Assignment:
How many lines in the data below have the string "file"? Reply with the number alone.
[Data for review]
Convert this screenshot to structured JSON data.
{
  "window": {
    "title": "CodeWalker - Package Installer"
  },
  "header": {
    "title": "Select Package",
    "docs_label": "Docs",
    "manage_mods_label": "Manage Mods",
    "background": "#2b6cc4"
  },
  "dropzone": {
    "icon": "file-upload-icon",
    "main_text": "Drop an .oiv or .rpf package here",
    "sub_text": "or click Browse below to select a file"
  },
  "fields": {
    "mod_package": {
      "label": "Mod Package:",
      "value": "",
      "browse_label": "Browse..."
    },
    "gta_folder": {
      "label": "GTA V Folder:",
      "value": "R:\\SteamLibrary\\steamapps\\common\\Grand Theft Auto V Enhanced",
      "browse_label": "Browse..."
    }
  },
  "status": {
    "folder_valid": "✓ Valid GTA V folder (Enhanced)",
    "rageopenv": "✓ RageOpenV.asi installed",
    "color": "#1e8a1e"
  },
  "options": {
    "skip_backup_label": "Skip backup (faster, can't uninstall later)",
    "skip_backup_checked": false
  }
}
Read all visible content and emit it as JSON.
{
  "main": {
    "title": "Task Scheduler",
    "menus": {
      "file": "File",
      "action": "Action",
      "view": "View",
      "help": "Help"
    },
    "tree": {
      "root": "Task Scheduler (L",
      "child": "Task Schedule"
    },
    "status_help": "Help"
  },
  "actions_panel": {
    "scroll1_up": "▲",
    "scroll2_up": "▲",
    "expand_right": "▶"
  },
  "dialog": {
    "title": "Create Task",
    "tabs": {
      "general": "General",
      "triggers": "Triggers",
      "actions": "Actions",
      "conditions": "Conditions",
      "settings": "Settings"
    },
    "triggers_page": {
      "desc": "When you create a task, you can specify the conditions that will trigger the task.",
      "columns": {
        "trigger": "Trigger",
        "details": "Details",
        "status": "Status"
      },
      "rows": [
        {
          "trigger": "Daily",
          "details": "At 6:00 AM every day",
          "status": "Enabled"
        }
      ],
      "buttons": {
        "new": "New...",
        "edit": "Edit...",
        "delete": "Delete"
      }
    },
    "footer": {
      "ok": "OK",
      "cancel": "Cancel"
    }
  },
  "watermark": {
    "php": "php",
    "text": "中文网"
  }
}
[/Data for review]
Exercise result:
3